It was too concerned with courting votes, too afraid of mobilising its activist base through a democratic movement that the party and trade union bureaucracy couldn’t control. For the same reason, Corbyn abandoned his commitments to open selection and conference sovereignty.
Corbynism has not achieved a lasting transformation of the Labour Party. The historical role of the party and trade union bureaucracy means it necessarily has a centralising tendency - it’s not possible to democratise a mass organisation from above.
It’s the members themselves who will have to draw the conclusions that Labour’s top-down electoral organisation is not fit for purpose when fighting for lasting social change, and rebuild a movement which is committed to democratic self-organisation and workers’ struggle, whether or not the leadership supports them.
Ultimately, we would argue that a genuinely democratic, fighting socialist organisation would have to force the pro-capitalist extremists out of the PLP, and wage a militant struggle to subject the trade union bureaucracy to control by its members, over Labour policy as well as industrial action.

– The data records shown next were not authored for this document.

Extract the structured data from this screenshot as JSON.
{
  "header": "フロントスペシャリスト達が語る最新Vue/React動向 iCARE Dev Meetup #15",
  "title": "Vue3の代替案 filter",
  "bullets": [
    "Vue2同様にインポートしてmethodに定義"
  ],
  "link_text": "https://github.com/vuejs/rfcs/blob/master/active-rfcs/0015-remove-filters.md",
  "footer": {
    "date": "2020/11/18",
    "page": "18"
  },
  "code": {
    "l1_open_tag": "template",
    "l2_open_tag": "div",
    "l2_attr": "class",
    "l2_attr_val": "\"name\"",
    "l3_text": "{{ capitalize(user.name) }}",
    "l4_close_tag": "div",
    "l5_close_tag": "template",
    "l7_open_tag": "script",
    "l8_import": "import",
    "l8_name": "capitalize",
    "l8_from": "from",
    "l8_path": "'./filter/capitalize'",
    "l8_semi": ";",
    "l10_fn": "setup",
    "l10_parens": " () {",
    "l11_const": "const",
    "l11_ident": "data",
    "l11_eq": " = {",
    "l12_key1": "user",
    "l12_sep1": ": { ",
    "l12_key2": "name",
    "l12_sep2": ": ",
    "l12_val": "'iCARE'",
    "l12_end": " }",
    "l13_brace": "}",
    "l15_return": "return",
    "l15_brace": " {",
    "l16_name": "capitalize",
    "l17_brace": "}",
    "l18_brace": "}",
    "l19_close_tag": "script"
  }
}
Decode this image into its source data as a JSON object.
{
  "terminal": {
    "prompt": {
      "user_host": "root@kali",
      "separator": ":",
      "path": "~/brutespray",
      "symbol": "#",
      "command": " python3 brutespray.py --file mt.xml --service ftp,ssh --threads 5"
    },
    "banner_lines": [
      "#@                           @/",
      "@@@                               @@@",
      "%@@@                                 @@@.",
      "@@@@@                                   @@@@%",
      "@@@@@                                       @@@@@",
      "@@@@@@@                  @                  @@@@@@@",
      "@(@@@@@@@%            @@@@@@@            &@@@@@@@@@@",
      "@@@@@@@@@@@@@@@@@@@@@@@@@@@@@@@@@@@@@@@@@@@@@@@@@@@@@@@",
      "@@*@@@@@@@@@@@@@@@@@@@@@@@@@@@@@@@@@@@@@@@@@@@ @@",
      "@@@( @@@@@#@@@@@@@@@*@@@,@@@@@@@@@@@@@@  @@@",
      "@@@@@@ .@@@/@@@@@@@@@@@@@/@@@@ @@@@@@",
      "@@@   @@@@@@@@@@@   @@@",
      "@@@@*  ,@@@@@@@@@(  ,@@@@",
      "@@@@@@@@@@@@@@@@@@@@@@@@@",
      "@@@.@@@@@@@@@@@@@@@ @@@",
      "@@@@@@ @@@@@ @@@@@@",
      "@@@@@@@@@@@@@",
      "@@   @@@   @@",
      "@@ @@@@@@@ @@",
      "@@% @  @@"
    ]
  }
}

But in some ways the Leader's Office "left" fought the right effectively. Only very bureaucratically. They gained control of the Party apparatus and of groups like Young Labour. The problem is not them wanting to win elections - we want to win elections, too - and not just them failing to the fight the right. It is the demoralised Stalinist politics and methods of that "left".
Of course we oppose the CPB’s British Road to Socialism, their accommodation to Russian and Chinese imperialism, support for counter-revolutionary dictatorships like Assad’s, and acknowledge their politics and method have influenced parts of the Labour left for decades.
However, the AWL mistakes the symptom for the cause. British Stalinism has adapted politically, if not organisationally, to British reformism; the political strategy of the trade union bureaucracy and their representatives in the Labour Party. Your question implies that if the Stalinists at the core of the Labour Party apparatus were replaced with run-of-the-mill left reformists, the path to socialism would be clearer, when in reality equally large obstacles would remain. Constantly obsessing over the threat of Stalinism is a poor substitute for the fight against the political and organisational hegemony of reformism within the British working class.
It’s politically illiterate to characterise ‘Stalinism’ as simply bureaucratic, unprincipled or even violent attitude towards political opponents. Such methods are a fact of political life from student unions to national parliaments. For Trotskyists, Stalinism represented the degeneration of Bolshevism through the adoption of the theory of socialism in one country. Internationally, this meant Stalinist parties adopting the Menshevik ‘stages’ programme instead of the theory of permanent revolution advocated by Trotsky and Lenin. Thus, although the Stalinists talk a lot more about ‘socialism’, in reality their programme, the British Road to Socialism, is a reformist programme of state capitalist development within the confines of the British imperialist state.
So, while it is a left variant of reformism, and some notable members of the CP were influential in Corbyn’s office, socialists should not lose sight of the fact that the main obstacle to socialist advance within the labour movement is the thoroughly non-Stalinist trade union and Labour party bureaucracy and the reformist ideology of a peaceful, parliamentary road to socialism.